Element data from apps and pages
● ● ● ● ●
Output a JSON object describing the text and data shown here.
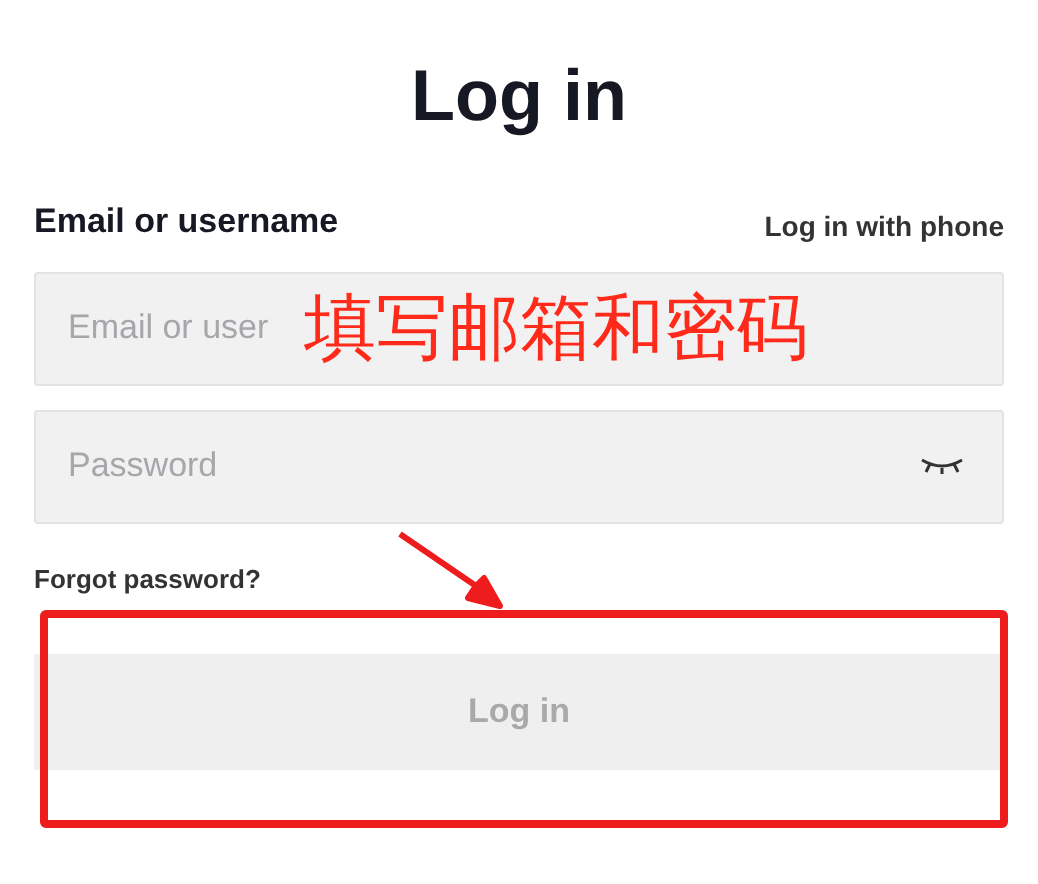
{
  "title": "Log in",
  "email_label": "Email or username",
  "phone_link": "Log in with phone",
  "email_field": {
    "placeholder": "Email or user"
  },
  "password_field": {
    "placeholder": "Password"
  },
  "forgot_link": "Forgot password?",
  "login_button": {
    "label": "Log in",
    "disabled": true
  },
  "annotation": {
    "text": "填写邮箱和密码"
  }
}
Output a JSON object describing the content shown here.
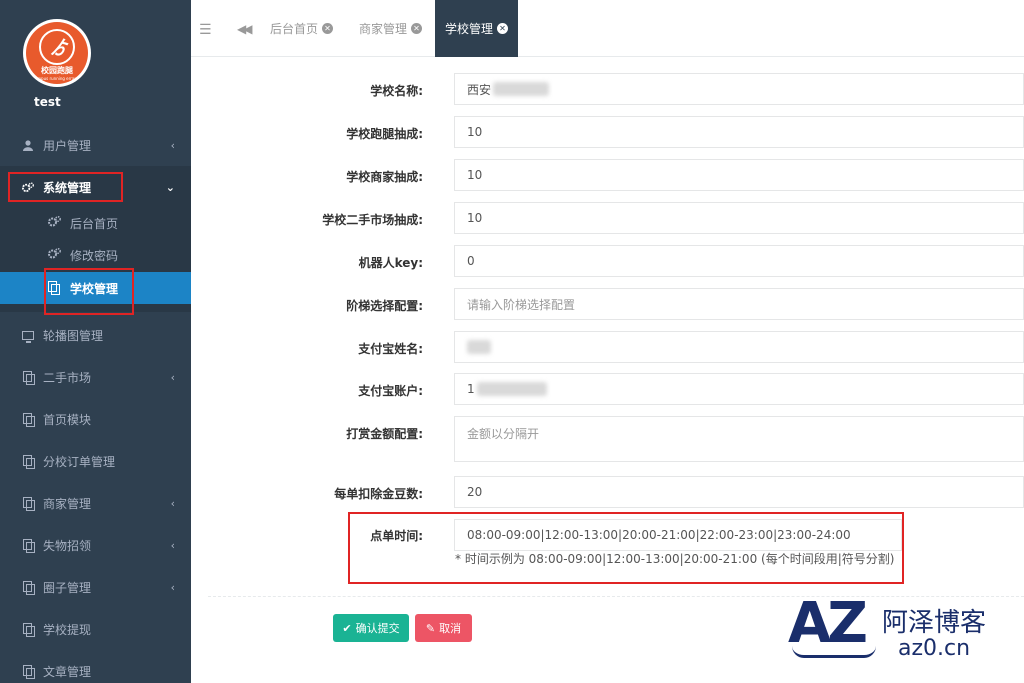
{
  "sidebar": {
    "username": "test",
    "logo_text": "校园跑腿",
    "logo_subtext": "campus running errands",
    "items": [
      {
        "label": "用户管理",
        "icon": "user-icon",
        "arrow": "‹"
      },
      {
        "label": "系统管理",
        "icon": "gears-icon",
        "arrow": "⌄"
      },
      {
        "label": "轮播图管理",
        "icon": "monitor-icon",
        "arrow": ""
      },
      {
        "label": "二手市场",
        "icon": "copy-icon",
        "arrow": "‹"
      },
      {
        "label": "首页模块",
        "icon": "copy-icon",
        "arrow": ""
      },
      {
        "label": "分校订单管理",
        "icon": "copy-icon",
        "arrow": ""
      },
      {
        "label": "商家管理",
        "icon": "copy-icon",
        "arrow": "‹"
      },
      {
        "label": "失物招领",
        "icon": "copy-icon",
        "arrow": "‹"
      },
      {
        "label": "圈子管理",
        "icon": "copy-icon",
        "arrow": "‹"
      },
      {
        "label": "学校提现",
        "icon": "copy-icon",
        "arrow": ""
      },
      {
        "label": "文章管理",
        "icon": "copy-icon",
        "arrow": ""
      }
    ],
    "subitems": [
      {
        "label": "后台首页",
        "icon": "gears-icon"
      },
      {
        "label": "修改密码",
        "icon": "gears-icon"
      },
      {
        "label": "学校管理",
        "icon": "copy-icon"
      }
    ]
  },
  "tabs": [
    {
      "label": "后台首页"
    },
    {
      "label": "商家管理"
    },
    {
      "label": "学校管理"
    }
  ],
  "form": {
    "school_name": {
      "label": "学校名称:",
      "value": "西安"
    },
    "errand_commission": {
      "label": "学校跑腿抽成:",
      "value": "10"
    },
    "merchant_commission": {
      "label": "学校商家抽成:",
      "value": "10"
    },
    "secondhand_commission": {
      "label": "学校二手市场抽成:",
      "value": "10"
    },
    "robot_key": {
      "label": "机器人key:",
      "value": "0"
    },
    "ladder_config": {
      "label": "阶梯选择配置:",
      "placeholder": "请输入阶梯选择配置"
    },
    "alipay_name": {
      "label": "支付宝姓名:",
      "value": ""
    },
    "alipay_account": {
      "label": "支付宝账户:",
      "value": "1"
    },
    "reward_config": {
      "label": "打赏金额配置:",
      "placeholder": "金额以分隔开"
    },
    "deduct_beans": {
      "label": "每单扣除金豆数:",
      "value": "20"
    },
    "order_time": {
      "label": "点单时间:",
      "value": "08:00-09:00|12:00-13:00|20:00-21:00|22:00-23:00|23:00-24:00",
      "help": "* 时间示例为 08:00-09:00|12:00-13:00|20:00-21:00 (每个时间段用|符号分割)"
    }
  },
  "buttons": {
    "confirm": "确认提交",
    "cancel": "取消"
  },
  "watermark": {
    "logo": "AZ",
    "cn": "阿泽博客",
    "en": "az0.cn"
  },
  "colors": {
    "sidebar_bg": "#2f4050",
    "active_item": "#1c84c6",
    "confirm": "#1ab394",
    "cancel": "#ed5565",
    "annotation": "#e02424"
  }
}
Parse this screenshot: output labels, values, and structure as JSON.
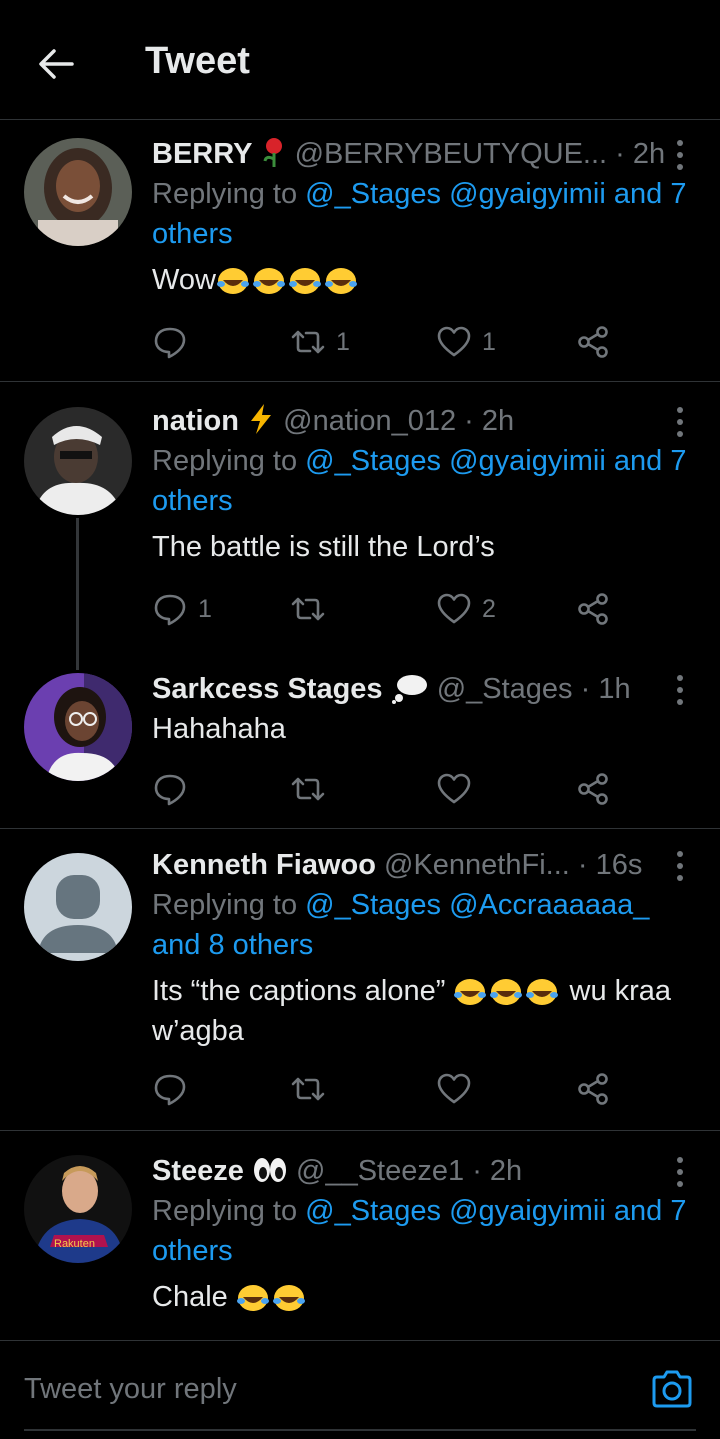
{
  "header": {
    "title": "Tweet"
  },
  "tweets": [
    {
      "name": "BERRY",
      "handle": "@BERRYBEUTYQUE...",
      "time": "· 2h",
      "replying_prefix": "Replying to",
      "replying_to": "@_Stages @gyaigyimii and 7 others",
      "text": "Wow",
      "emoji_count": 4,
      "reply_count": "",
      "retweet_count": "1",
      "like_count": "1"
    },
    {
      "name": "nation",
      "handle": "@nation_012",
      "time": "· 2h",
      "replying_prefix": "Replying to",
      "replying_to": "@_Stages @gyaigyimii and 7 others",
      "text": "The battle is still the Lord’s",
      "reply_count": "1",
      "retweet_count": "",
      "like_count": "2"
    },
    {
      "name": "Sarkcess Stages",
      "handle": "@_Stages",
      "time": "· 1h",
      "text": "Hahahaha",
      "reply_count": "",
      "retweet_count": "",
      "like_count": ""
    },
    {
      "name": "Kenneth Fiawoo",
      "handle": "@KennethFi...",
      "time": "· 16s",
      "replying_prefix": "Replying to",
      "replying_to": "@_Stages @Accraaaaaa_ and 8 others",
      "text_before": "Its “the captions alone”",
      "text_after": "wu kraa w’agba",
      "reply_count": "",
      "retweet_count": "",
      "like_count": ""
    },
    {
      "name": "Steeze",
      "handle": "@__Steeze1",
      "time": "· 2h",
      "replying_prefix": "Replying to",
      "replying_to": "@_Stages @gyaigyimii and 7 others",
      "text": "Chale"
    }
  ],
  "avatar_text": {
    "steeze_shirt": "Rakuten"
  },
  "compose": {
    "placeholder": "Tweet your reply"
  },
  "colors": {
    "background": "#000000",
    "text": "#e7e9ea",
    "muted": "#71767b",
    "link": "#1d9bf0",
    "divider": "#2f3336"
  }
}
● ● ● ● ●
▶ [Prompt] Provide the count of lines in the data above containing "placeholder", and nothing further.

▶ [Completed task] 5